Amazon has opened its long-awaited AWS jumping off point for UK cloud customers by renting racks in two separate third party-run British-based bit barns.
Up to now, AWS customers in Britain were served by company-owned server farms in Dublin, Frankfurt and one on the east coast of the US, but the business acknowledged demand from clients, including the UK government, to store data in local facilities.
Some 41 AWS services for the London region went live today, including Elastic Block 2 Store, ECS and Database Service. AWS said Trainline, Travis Perkins and Just Eat were getting ready to use them.
What AWS didn't want to talk about was the third party, or parties, that are providing the infrastructure, nor the capacity available, nor any other specifics.
Sources familiar with the situation told us AWS tendered the rack space contract to local data centre operators months back. AWS SLAs dictate it must have multiple data centres in one place for redundancy purposes.
El Reg put all this to AWS EMEA boss Gavin Jackson in September but he was not willing to talk in detail about the suppliers or, well, anything related to it.
"We don’t talk about it, we don’t talk about the make-up of any of our infrastructures, can’t tell you what we build or buy, the suppliers, the rentals and the sizes of this, that and the other. We just don’t talk about it."
Amazon’s rivals are also turning to leasing; in November, IBM royally announced four UK data centers each of which will be rented on somebody else’s tin.
Microsoft in September opened data centers in London, Cardiff and Durham serving Azure and Office 365. The firm wouldn’t say whether these were leased, but the group has leased and owned 100 facilities worldwide.
All are moving in to take advantage of an expanding UK cloud and data-center market. Also there's Brexit.

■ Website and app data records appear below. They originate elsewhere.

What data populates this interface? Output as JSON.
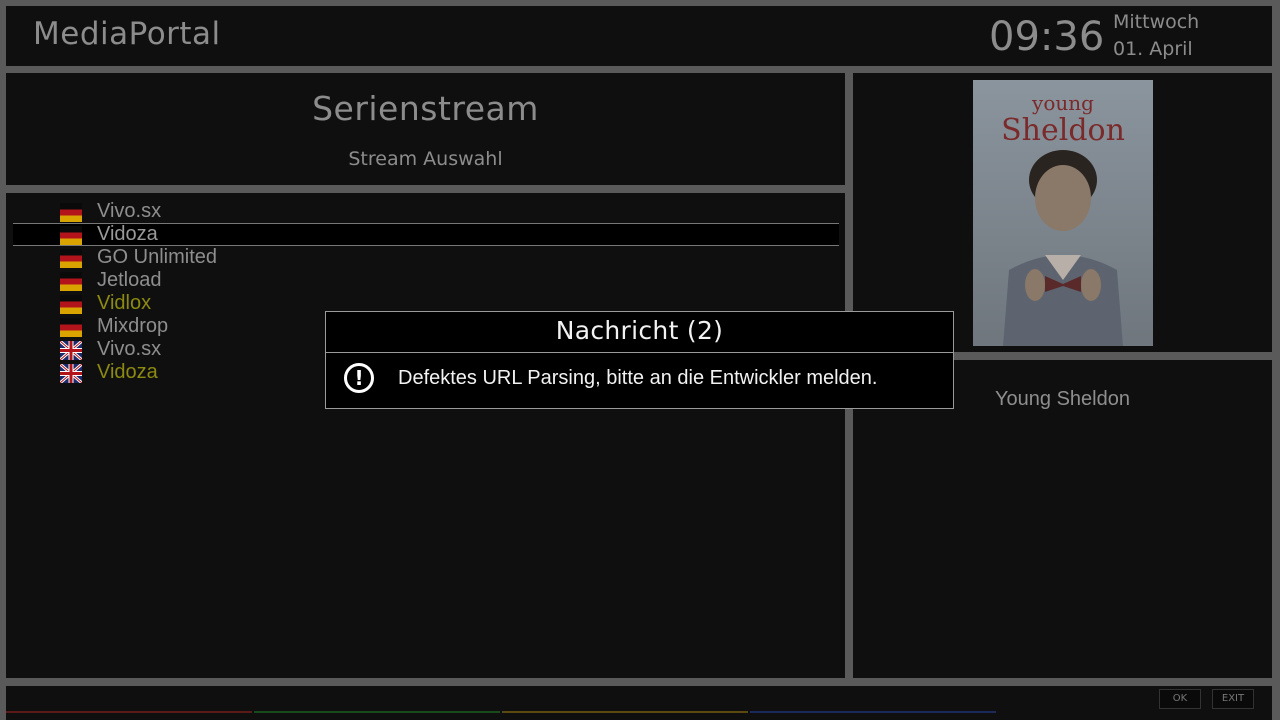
{
  "header": {
    "app_title": "MediaPortal",
    "clock": "09:36",
    "weekday": "Mittwoch",
    "date": "01. April"
  },
  "section": {
    "title": "Serienstream",
    "subtitle": "Stream Auswahl"
  },
  "streams": [
    {
      "label": "Vivo.sx",
      "flag": "de-flag-icon",
      "color": "#8e8e8e",
      "selected": false
    },
    {
      "label": "Vidoza",
      "flag": "de-flag-icon",
      "color": "#8e8e8e",
      "selected": true
    },
    {
      "label": "GO Unlimited",
      "flag": "de-flag-icon",
      "color": "#8e8e8e",
      "selected": false
    },
    {
      "label": "Jetload",
      "flag": "de-flag-icon",
      "color": "#8e8e8e",
      "selected": false
    },
    {
      "label": "Vidlox",
      "flag": "de-flag-icon",
      "color": "#8c8a10",
      "selected": false
    },
    {
      "label": "Mixdrop",
      "flag": "de-flag-icon",
      "color": "#8e8e8e",
      "selected": false
    },
    {
      "label": "Vivo.sx",
      "flag": "uk-flag-icon",
      "color": "#8e8e8e",
      "selected": false
    },
    {
      "label": "Vidoza",
      "flag": "uk-flag-icon",
      "color": "#8c8a10",
      "selected": false
    }
  ],
  "cover": {
    "logo_line1": "young",
    "logo_line2": "Sheldon"
  },
  "info": {
    "series_name": "Young Sheldon"
  },
  "footer": {
    "ok_label": "OK",
    "exit_label": "EXIT",
    "color_keys": [
      "#8a1a1a",
      "#1a6a1a",
      "#8a6a10",
      "#1a3a8a"
    ]
  },
  "dialog": {
    "title": "Nachricht (2)",
    "icon": "exclamation-icon",
    "message": "Defektes URL Parsing, bitte an die Entwickler melden."
  }
}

For the UK’s government and regulated industries, the presence of a UK operation will help side-step roadblocks that demand citizen records or customer’s financial information stay on servers inside the country.
Jackson told The Reg in our September interview: “UK governments have been asking for a while for a region here as have other regulated markets."

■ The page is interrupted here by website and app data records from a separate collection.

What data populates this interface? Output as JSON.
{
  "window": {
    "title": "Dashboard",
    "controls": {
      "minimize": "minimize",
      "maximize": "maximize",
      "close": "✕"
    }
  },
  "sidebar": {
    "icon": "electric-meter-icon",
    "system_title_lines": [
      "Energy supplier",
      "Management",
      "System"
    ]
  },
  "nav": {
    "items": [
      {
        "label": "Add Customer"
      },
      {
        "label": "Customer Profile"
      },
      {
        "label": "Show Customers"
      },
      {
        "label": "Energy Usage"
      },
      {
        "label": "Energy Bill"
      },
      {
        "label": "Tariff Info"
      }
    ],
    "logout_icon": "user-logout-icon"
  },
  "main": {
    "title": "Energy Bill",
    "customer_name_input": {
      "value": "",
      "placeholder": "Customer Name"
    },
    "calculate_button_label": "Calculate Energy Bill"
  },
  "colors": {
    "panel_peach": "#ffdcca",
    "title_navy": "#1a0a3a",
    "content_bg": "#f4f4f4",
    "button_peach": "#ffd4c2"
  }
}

Another issue, he argued, was latency for IoT and devices – providers like AWS want to employ their servers as the data and analytics back end to smart clients.
“With IoT, mobile devices and such like, the proximity from compute to user will be more and more important, real time analytics, all those sorts of things, you’ll want compute and storage closer to where the user is,” Jackson told us.

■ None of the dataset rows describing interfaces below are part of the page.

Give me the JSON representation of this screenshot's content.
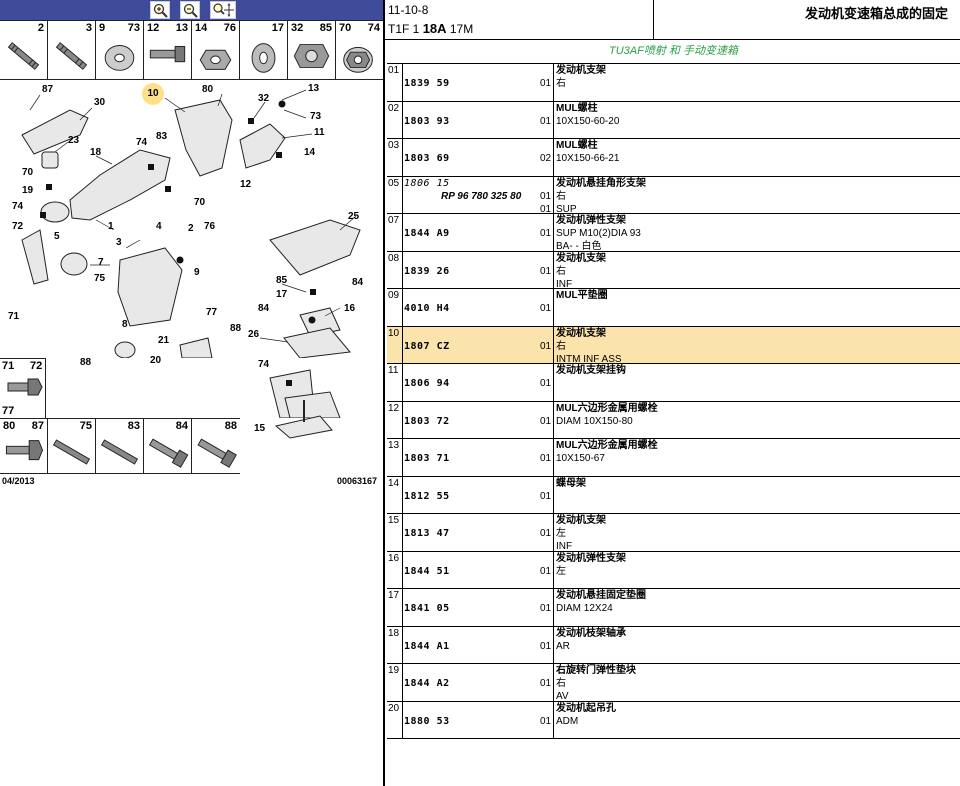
{
  "toolbar": {
    "zoom_in_icon": "zoom-in-icon",
    "zoom_out_icon": "zoom-out-icon",
    "zoom_pan_icon": "zoom-pan-icon"
  },
  "top_thumbs": [
    {
      "a": "",
      "b": "2"
    },
    {
      "a": "",
      "b": "3"
    },
    {
      "a": "9",
      "b": "73"
    },
    {
      "a": "12",
      "b": "13"
    },
    {
      "a": "14",
      "b": "76"
    },
    {
      "a": "",
      "b": "17"
    },
    {
      "a": "32",
      "b": "85"
    },
    {
      "a": "70",
      "b": "74"
    }
  ],
  "callouts": [
    {
      "t": "87",
      "hl": false
    },
    {
      "t": "30",
      "hl": false
    },
    {
      "t": "10",
      "hl": true
    },
    {
      "t": "80",
      "hl": false
    },
    {
      "t": "32",
      "hl": false
    },
    {
      "t": "13",
      "hl": false
    },
    {
      "t": "73",
      "hl": false
    },
    {
      "t": "11",
      "hl": false
    },
    {
      "t": "14",
      "hl": false
    },
    {
      "t": "83",
      "hl": false
    },
    {
      "t": "23",
      "hl": false
    },
    {
      "t": "18",
      "hl": false
    },
    {
      "t": "74",
      "hl": false
    },
    {
      "t": "70",
      "hl": false
    },
    {
      "t": "19",
      "hl": false
    },
    {
      "t": "12",
      "hl": false
    },
    {
      "t": "74",
      "hl": false
    },
    {
      "t": "70",
      "hl": false
    },
    {
      "t": "72",
      "hl": false
    },
    {
      "t": "5",
      "hl": false
    },
    {
      "t": "1",
      "hl": false
    },
    {
      "t": "3",
      "hl": false
    },
    {
      "t": "4",
      "hl": false
    },
    {
      "t": "2",
      "hl": false
    },
    {
      "t": "76",
      "hl": false
    },
    {
      "t": "7",
      "hl": false
    },
    {
      "t": "9",
      "hl": false
    },
    {
      "t": "25",
      "hl": false
    },
    {
      "t": "75",
      "hl": false
    },
    {
      "t": "85",
      "hl": false
    },
    {
      "t": "84",
      "hl": false
    },
    {
      "t": "17",
      "hl": false
    },
    {
      "t": "84",
      "hl": false
    },
    {
      "t": "16",
      "hl": false
    },
    {
      "t": "71",
      "hl": false
    },
    {
      "t": "8",
      "hl": false
    },
    {
      "t": "77",
      "hl": false
    },
    {
      "t": "26",
      "hl": false
    },
    {
      "t": "21",
      "hl": false
    },
    {
      "t": "88",
      "hl": false
    },
    {
      "t": "20",
      "hl": false
    },
    {
      "t": "74",
      "hl": false
    },
    {
      "t": "88",
      "hl": false
    },
    {
      "t": "15",
      "hl": false
    }
  ],
  "small_box": {
    "a": "71",
    "b": "72",
    "c": "77"
  },
  "bottom_thumbs": [
    {
      "a": "80",
      "b": "87"
    },
    {
      "a": "",
      "b": "75"
    },
    {
      "a": "",
      "b": "83"
    },
    {
      "a": "",
      "b": "84"
    },
    {
      "a": "",
      "b": "88"
    }
  ],
  "footer": {
    "date": "04/2013",
    "figure_code": "00063167"
  },
  "header": {
    "code1": "11-10-8",
    "code2_prefix": "T1F 1 ",
    "code2_bold": "18A",
    "code2_suffix": " 17M",
    "title": "发动机变速箱总成的固定"
  },
  "subtitle": "TU3AF喷射 和 手动变速箱",
  "rows": [
    {
      "idx": "01",
      "part": "1839 59",
      "ref": "",
      "qty": "01",
      "qty3": "",
      "d1": "发动机支架",
      "d2": "右",
      "d3": "",
      "selected": false
    },
    {
      "idx": "02",
      "part": "1803 93",
      "ref": "",
      "qty": "01",
      "qty3": "",
      "d1": "MUL螺柱",
      "d2": "10X150-60-20",
      "d3": "",
      "selected": false
    },
    {
      "idx": "03",
      "part": "1803 69",
      "ref": "",
      "qty": "02",
      "qty3": "",
      "d1": "MUL螺柱",
      "d2": "10X150-66-21",
      "d3": "",
      "selected": false
    },
    {
      "idx": "05",
      "part": "1806 15",
      "ref": "RP 96 780 325 80",
      "qty": "01",
      "qty3": "01",
      "d1": "发动机悬挂角形支架",
      "d2": "右",
      "d3": "SUP",
      "selected": false,
      "italic": true
    },
    {
      "idx": "07",
      "part": "1844 A9",
      "ref": "",
      "qty": "01",
      "qty3": "",
      "d1": "发动机弹性支架",
      "d2": "SUP M10(2)DIA 93",
      "d3": "BA- - 白色",
      "selected": false
    },
    {
      "idx": "08",
      "part": "1839 26",
      "ref": "",
      "qty": "01",
      "qty3": "",
      "d1": "发动机支架",
      "d2": "右",
      "d3": "INF",
      "selected": false
    },
    {
      "idx": "09",
      "part": "4010 H4",
      "ref": "",
      "qty": "01",
      "qty3": "",
      "d1": "MUL平垫圈",
      "d2": "",
      "d3": "",
      "selected": false
    },
    {
      "idx": "10",
      "part": "1807 CZ",
      "ref": "",
      "qty": "01",
      "qty3": "",
      "d1": "发动机支架",
      "d2": "右",
      "d3": "INTM INF ASS",
      "selected": true
    },
    {
      "idx": "11",
      "part": "1806 94",
      "ref": "",
      "qty": "01",
      "qty3": "",
      "d1": "发动机支架挂钩",
      "d2": "",
      "d3": "",
      "selected": false
    },
    {
      "idx": "12",
      "part": "1803 72",
      "ref": "",
      "qty": "01",
      "qty3": "",
      "d1": "MUL六边形金属用螺栓",
      "d2": "DIAM 10X150-80",
      "d3": "",
      "selected": false
    },
    {
      "idx": "13",
      "part": "1803 71",
      "ref": "",
      "qty": "01",
      "qty3": "",
      "d1": "MUL六边形金属用螺栓",
      "d2": "10X150-67",
      "d3": "",
      "selected": false
    },
    {
      "idx": "14",
      "part": "1812 55",
      "ref": "",
      "qty": "01",
      "qty3": "",
      "d1": "蝶母架",
      "d2": "",
      "d3": "",
      "selected": false
    },
    {
      "idx": "15",
      "part": "1813 47",
      "ref": "",
      "qty": "01",
      "qty3": "",
      "d1": "发动机支架",
      "d2": "左",
      "d3": "INF",
      "selected": false
    },
    {
      "idx": "16",
      "part": "1844 51",
      "ref": "",
      "qty": "01",
      "qty3": "",
      "d1": "发动机弹性支架",
      "d2": "左",
      "d3": "",
      "selected": false
    },
    {
      "idx": "17",
      "part": "1841 05",
      "ref": "",
      "qty": "01",
      "qty3": "",
      "d1": "发动机悬挂固定垫圈",
      "d2": "DIAM 12X24",
      "d3": "",
      "selected": false
    },
    {
      "idx": "18",
      "part": "1844 A1",
      "ref": "",
      "qty": "01",
      "qty3": "",
      "d1": "发动机枝架轴承",
      "d2": "AR",
      "d3": "",
      "selected": false
    },
    {
      "idx": "19",
      "part": "1844 A2",
      "ref": "",
      "qty": "01",
      "qty3": "",
      "d1": "右旋转门弹性垫块",
      "d2": "右",
      "d3": "AV",
      "selected": false
    },
    {
      "idx": "20",
      "part": "1880 53",
      "ref": "",
      "qty": "01",
      "qty3": "",
      "d1": "发动机起吊孔",
      "d2": "ADM",
      "d3": "",
      "selected": false
    }
  ]
}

As to Brexit, the UK government has played its cards close to its chest on what it will seek from Brussels while the actual process EU exit negotiations themselves have yet to start.
When they do, Article 50 - the EU exit negotiation window – could last for at least two years.
But organisations will need to know ahead of that on what terms the UK might have access to the EU in order to plan their future investment. They need to know whether to expand in the UK or open facilities in mainland Europe to remain within the single European framework.
And regardless of hard, soft of or red-white-and-blue Brexit, UK data handlers will need to adhere to the European Union’s General Data Protection Regulation.
GDPR will set new rules on anonymity of individuals’ data and responsibility on passing data to third parties, and give people greater power over removal of data.
Fines for breaches have swelled to record levels, now at up to €20m.
GDPR is expected to pass into law in May 2018 and if Article 50 is enacted in March 2017, the process would run until March 2019 meaning a 10-month window of GDPR.
The presence of cloud providers has widened UK firms' option of outsourcing the build commitment and responsibility of meeting terms of GDPR to somebody else.
Tiny Haynes, Gartner research director for infrastructure strategies, said at a recent Gartner conference in London: ‘The enquiries I’m seeing is people are going for cloud as it defers the need to build a data center. If you do want to move out of the UK, data center migration costs a lot and requires a lot of partners.” ®